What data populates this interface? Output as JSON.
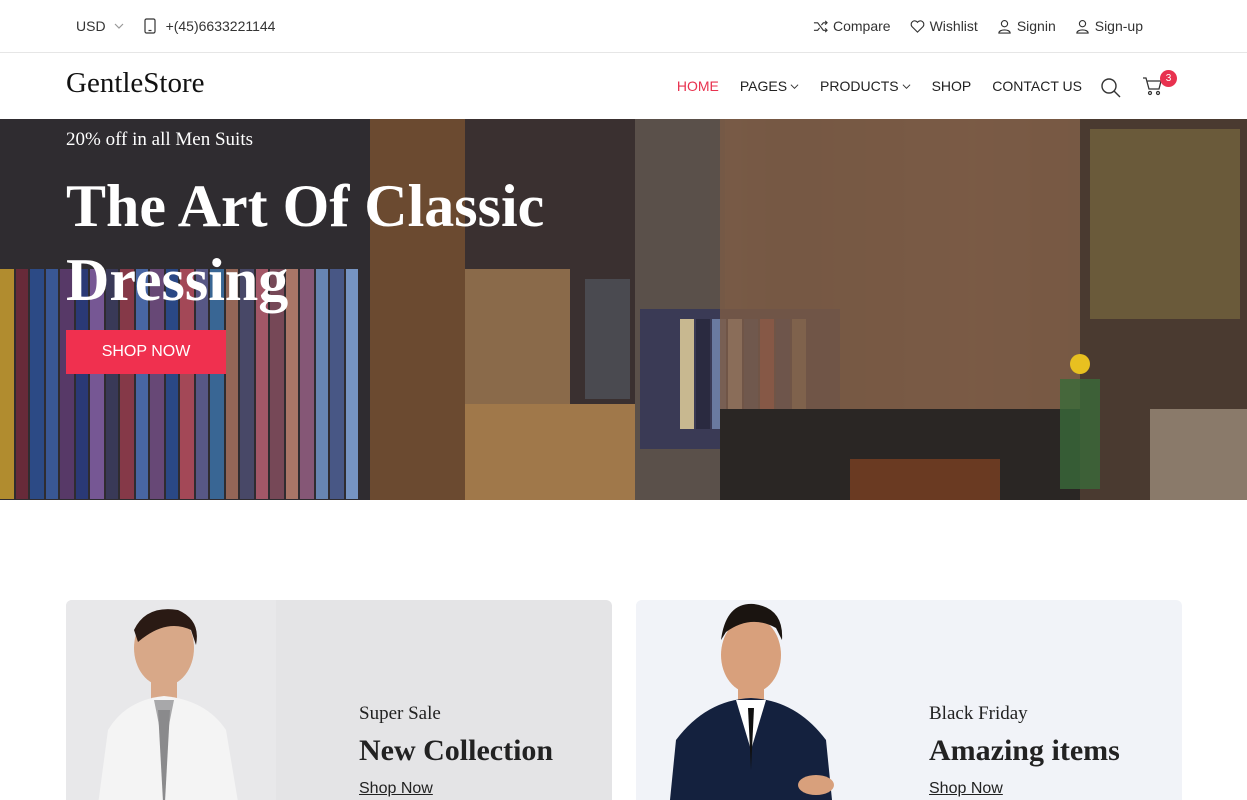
{
  "topbar": {
    "currency": "USD",
    "phone": "+(45)6633221144",
    "links": [
      "Compare",
      "Wishlist",
      "Signin",
      "Sign-up"
    ]
  },
  "header": {
    "logo": "GentleStore",
    "nav": [
      "HOME",
      "PAGES",
      "PRODUCTS",
      "SHOP",
      "CONTACT US"
    ],
    "cart_count": "3"
  },
  "hero": {
    "subtitle": "20% off in all Men Suits",
    "title": "The Art Of Classic Dressing",
    "button": "SHOP NOW"
  },
  "cards": [
    {
      "tag": "Super Sale",
      "heading": "New Collection",
      "link": "Shop Now"
    },
    {
      "tag": "Black Friday",
      "heading": "Amazing items",
      "link": "Shop Now"
    }
  ],
  "colors": {
    "accent": "#f0304f",
    "active_nav": "#e8324f"
  }
}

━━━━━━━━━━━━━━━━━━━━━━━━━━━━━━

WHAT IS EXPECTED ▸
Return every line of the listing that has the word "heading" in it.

EXERCISE SOLUTION ▸
      "heading": "New Collection",
      "heading": "Amazing items",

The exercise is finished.